I’m not even going to attempt to summarize Middlemarch. It’s a situational story about a small town in Britain, and the various things that happen to several key families. Actually, I’m not even sure I can really review this book. It’s incredibly long, and very good, and my thoughts about it are terribly scattered. Things:
– The book started slowly enough that when I first tried to listen to the audio of it, back in April, I gave up after a bit and put it aside. It was only after listening to The Precious One shortly afterwards, with Middlemarch being a key plot element and spoilers abounding, that I decided to try again. I waited until a moment when I thought a long, slow classic would be perfect. Good choice. It was perfect.

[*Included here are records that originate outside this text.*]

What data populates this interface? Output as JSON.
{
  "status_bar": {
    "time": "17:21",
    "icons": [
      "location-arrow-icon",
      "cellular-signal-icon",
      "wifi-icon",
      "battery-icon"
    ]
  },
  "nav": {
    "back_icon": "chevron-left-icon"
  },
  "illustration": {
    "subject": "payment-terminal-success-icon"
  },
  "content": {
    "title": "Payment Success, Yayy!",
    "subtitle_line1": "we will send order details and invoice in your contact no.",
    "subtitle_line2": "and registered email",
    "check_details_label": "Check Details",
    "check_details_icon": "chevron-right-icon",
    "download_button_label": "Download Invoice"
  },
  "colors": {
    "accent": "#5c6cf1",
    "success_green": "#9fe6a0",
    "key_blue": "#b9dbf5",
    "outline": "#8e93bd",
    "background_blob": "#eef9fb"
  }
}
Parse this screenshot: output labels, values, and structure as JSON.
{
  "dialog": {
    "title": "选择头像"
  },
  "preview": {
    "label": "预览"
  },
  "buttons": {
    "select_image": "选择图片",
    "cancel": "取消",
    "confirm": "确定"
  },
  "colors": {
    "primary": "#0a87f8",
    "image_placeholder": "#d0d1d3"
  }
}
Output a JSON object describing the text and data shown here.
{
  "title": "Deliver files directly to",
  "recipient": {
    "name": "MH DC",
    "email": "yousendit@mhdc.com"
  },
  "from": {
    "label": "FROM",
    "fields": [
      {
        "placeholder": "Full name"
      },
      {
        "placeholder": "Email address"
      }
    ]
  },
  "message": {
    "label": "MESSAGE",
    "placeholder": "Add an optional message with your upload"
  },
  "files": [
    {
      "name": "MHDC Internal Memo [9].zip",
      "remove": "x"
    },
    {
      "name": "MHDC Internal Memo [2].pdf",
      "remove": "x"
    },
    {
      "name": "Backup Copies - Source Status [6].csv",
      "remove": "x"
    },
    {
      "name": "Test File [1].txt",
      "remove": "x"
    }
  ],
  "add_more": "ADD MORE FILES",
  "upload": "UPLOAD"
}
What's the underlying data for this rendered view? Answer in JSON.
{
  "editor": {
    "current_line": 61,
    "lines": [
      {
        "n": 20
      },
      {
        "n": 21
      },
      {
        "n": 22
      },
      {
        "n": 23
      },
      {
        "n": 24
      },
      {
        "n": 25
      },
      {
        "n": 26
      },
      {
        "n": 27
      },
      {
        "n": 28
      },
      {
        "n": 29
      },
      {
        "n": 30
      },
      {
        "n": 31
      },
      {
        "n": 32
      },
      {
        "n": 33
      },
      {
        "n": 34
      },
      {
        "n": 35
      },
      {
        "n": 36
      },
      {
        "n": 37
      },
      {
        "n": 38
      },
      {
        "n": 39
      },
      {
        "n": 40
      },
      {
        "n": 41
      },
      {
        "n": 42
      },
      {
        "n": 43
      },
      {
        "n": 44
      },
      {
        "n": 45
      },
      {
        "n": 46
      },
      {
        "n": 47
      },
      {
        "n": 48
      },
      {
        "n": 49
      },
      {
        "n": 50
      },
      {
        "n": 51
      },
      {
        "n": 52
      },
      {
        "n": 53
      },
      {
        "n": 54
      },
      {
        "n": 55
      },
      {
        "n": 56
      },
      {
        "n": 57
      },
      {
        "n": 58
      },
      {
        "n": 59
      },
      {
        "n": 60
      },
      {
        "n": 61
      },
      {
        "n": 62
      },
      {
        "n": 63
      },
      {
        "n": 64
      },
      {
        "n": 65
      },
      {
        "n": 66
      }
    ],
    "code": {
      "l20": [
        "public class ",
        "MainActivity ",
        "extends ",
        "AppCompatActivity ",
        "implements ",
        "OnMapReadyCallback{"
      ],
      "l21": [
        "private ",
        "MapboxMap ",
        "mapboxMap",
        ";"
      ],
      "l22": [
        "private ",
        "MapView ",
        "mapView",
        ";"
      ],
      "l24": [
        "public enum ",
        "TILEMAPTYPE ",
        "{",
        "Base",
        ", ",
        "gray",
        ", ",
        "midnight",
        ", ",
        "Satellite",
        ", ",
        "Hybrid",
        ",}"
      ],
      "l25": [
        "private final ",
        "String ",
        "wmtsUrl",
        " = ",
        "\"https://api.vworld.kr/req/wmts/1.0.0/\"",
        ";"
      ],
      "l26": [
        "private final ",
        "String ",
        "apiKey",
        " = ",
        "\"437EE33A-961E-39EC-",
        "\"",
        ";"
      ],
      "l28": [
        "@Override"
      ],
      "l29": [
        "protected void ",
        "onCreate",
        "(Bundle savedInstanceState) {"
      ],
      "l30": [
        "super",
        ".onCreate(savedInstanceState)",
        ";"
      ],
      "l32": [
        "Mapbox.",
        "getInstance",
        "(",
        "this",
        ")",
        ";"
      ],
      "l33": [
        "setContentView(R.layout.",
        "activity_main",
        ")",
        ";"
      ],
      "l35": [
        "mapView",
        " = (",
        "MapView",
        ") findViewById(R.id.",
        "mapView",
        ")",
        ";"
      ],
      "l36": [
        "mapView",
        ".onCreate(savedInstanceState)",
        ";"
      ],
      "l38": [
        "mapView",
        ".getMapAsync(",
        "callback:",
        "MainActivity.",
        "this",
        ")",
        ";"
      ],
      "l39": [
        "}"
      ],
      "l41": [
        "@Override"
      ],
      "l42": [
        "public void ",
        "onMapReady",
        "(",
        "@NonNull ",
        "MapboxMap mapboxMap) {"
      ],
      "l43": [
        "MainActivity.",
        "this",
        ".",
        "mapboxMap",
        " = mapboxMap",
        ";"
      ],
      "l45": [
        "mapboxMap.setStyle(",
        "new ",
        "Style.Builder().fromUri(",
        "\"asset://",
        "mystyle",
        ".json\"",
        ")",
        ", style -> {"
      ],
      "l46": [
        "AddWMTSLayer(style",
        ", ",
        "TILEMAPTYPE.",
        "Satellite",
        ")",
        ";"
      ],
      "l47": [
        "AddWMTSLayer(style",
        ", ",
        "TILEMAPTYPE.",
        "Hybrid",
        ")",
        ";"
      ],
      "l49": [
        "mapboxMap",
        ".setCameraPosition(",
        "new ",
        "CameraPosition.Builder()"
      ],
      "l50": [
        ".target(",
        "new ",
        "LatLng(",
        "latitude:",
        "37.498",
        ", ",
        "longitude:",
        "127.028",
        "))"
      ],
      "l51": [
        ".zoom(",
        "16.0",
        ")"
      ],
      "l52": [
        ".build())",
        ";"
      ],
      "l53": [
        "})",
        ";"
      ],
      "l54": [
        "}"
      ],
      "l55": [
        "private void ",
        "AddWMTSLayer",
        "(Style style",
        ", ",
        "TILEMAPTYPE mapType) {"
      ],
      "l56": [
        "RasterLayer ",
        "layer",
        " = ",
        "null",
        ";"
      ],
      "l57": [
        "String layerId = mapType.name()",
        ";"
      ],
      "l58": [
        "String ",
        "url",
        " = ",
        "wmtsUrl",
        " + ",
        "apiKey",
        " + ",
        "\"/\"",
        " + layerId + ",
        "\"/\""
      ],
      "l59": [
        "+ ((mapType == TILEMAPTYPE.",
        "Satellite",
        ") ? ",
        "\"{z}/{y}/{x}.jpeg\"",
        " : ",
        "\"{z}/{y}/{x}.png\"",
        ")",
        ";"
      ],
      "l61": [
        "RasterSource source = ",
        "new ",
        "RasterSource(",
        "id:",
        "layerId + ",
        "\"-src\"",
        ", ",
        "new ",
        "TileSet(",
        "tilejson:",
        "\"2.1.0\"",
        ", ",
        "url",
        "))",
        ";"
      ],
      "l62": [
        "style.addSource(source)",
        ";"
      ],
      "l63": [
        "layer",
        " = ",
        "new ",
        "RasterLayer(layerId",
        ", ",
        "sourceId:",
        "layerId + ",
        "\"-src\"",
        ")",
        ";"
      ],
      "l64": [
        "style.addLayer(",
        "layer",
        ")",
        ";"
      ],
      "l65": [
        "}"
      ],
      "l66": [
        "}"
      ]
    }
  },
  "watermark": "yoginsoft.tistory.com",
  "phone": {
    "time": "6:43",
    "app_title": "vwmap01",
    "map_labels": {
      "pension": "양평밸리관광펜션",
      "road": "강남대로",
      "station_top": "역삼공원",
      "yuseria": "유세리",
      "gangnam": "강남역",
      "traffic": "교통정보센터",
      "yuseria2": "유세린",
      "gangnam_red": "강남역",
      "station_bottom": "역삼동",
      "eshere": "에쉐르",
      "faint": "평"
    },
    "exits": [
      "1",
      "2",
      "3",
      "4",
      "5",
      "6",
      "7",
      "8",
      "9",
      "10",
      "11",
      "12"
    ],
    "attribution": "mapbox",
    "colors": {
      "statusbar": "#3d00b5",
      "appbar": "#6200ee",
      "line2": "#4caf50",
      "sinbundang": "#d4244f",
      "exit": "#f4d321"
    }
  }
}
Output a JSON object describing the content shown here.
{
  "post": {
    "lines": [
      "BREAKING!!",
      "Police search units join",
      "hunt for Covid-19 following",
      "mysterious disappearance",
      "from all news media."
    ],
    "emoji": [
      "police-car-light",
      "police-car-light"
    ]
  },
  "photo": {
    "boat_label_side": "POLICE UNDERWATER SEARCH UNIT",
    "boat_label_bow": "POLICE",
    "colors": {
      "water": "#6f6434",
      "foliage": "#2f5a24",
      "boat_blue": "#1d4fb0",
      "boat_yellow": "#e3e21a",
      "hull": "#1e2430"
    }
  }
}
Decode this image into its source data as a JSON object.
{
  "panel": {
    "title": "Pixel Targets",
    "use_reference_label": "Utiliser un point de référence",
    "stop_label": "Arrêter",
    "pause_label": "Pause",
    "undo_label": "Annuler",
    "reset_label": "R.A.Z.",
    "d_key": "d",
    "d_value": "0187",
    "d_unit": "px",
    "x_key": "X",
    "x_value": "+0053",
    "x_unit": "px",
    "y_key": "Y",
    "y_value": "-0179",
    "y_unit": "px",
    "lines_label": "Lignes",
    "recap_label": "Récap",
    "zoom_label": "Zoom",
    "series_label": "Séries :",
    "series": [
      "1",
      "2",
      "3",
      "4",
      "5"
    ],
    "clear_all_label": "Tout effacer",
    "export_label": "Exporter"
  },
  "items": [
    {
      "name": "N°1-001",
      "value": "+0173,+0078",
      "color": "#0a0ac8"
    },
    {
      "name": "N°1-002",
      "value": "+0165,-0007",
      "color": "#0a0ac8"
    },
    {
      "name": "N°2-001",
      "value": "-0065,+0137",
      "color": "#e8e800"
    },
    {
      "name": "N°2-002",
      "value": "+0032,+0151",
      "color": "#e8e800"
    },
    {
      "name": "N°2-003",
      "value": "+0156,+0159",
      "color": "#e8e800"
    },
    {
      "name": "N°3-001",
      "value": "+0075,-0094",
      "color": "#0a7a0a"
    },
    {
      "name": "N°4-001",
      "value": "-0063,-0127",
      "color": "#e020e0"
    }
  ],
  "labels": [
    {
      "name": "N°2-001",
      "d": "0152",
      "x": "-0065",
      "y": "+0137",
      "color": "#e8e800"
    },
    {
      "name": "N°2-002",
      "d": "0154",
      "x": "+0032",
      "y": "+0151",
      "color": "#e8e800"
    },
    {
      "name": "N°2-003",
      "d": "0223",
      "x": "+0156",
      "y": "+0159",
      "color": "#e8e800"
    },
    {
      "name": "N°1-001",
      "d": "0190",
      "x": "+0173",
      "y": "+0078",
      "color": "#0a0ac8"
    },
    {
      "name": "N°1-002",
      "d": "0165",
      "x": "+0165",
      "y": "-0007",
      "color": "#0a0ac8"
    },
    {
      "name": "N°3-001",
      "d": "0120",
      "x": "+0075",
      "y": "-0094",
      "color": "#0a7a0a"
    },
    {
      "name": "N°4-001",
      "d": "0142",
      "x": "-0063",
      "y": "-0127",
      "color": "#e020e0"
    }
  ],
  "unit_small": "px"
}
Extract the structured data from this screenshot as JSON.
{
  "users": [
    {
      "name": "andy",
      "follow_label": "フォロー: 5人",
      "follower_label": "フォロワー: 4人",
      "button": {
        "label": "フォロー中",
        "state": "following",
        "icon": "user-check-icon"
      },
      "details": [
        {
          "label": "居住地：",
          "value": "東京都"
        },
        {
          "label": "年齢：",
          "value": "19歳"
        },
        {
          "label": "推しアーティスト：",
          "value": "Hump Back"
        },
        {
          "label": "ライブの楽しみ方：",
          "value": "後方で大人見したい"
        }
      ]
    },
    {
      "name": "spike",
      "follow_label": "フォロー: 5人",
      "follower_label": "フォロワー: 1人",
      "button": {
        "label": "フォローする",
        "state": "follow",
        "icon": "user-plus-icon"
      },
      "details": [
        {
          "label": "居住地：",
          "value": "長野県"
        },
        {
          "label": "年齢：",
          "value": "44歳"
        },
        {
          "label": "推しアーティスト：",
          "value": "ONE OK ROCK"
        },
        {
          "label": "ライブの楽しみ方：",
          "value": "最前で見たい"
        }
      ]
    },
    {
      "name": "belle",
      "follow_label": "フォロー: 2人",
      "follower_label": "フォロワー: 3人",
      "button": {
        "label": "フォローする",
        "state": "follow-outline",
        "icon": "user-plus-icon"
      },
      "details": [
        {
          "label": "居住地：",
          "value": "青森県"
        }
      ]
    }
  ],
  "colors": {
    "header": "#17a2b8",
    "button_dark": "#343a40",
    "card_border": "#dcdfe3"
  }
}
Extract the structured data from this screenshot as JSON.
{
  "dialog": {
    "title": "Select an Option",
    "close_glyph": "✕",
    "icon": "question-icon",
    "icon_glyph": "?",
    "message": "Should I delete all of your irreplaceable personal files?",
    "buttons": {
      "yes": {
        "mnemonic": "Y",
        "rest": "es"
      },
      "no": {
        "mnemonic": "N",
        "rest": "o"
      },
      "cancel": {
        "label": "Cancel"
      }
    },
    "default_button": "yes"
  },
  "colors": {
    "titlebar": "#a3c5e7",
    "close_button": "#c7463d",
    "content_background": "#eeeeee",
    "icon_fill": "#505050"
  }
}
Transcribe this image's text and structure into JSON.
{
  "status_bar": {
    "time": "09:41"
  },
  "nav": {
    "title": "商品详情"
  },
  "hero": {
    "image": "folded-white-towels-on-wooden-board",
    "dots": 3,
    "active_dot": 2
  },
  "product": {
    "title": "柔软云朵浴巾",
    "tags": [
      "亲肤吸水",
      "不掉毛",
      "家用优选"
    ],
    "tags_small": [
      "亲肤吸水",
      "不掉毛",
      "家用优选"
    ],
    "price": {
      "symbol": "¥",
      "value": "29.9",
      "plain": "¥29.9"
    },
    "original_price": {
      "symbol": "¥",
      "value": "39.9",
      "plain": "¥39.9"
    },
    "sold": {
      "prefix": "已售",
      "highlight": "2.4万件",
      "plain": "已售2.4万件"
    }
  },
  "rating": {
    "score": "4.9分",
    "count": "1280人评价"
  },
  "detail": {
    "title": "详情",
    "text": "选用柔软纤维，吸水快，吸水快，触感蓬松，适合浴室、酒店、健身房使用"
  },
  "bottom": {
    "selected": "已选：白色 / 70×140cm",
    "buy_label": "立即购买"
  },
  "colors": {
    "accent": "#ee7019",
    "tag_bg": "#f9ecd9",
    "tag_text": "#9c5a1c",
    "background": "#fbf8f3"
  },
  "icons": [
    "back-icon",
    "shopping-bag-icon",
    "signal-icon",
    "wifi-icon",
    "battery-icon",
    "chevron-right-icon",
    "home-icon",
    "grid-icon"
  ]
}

– I loved just about every character, with few exceptions. I loved how well-developed they all were and how they evolved throughout the novel.
– This is one of those books that have interludes of conversations between townsfolk who are extremely minor characters and who often don’t show up more than once or twice. In the past, this might have stressed me out, but this time, I just rolled with it and listened to the information those characters gave, rather than trying to remember who they were specifically.
– In this way, the book reminded me very strongly of Hardy’s Return of the Native. Actually, there were a lot of similarities between the two, especially in how the stories were constructed, and I think my enjoyment was increased for that comparison, since Native is one of my favorites ever.
– I loved the ending. So many classics have a tendency to end in abject misery, but not Middlemarch. It’s not a fairy tale. There’s no full-on happily ever after. But there is moderated happiness, even in the lives of those who fall far.
– I am so very glad I close to listen to this on audio, and that I picked this particularly audio version. I rarely listen to classics on audio, but some of them really work that way, and Middlemarch was one. Furthermore, I chose the audio read by my very favorite narrator, Kate Reading, and she did a masterful job with Middlemarch. She created distinct voices for each character, no matter how minor, and really performed the emotions as characters spoke, without overemphasizing. Beyond that, each chapter begins with a quote, often in another language. No matter the language – Italian, French, German, Latin, etc – Reading read the quotes flawlessly, with correct pronunciation and accent. Very impressive. There are a lot of audio options for Middlemarch, but I highly recommend choosing this one!
So in general, this was an all around pleasant reading experience, and I’m glad that after years of people telling me I should read Middlemarch, I finally have.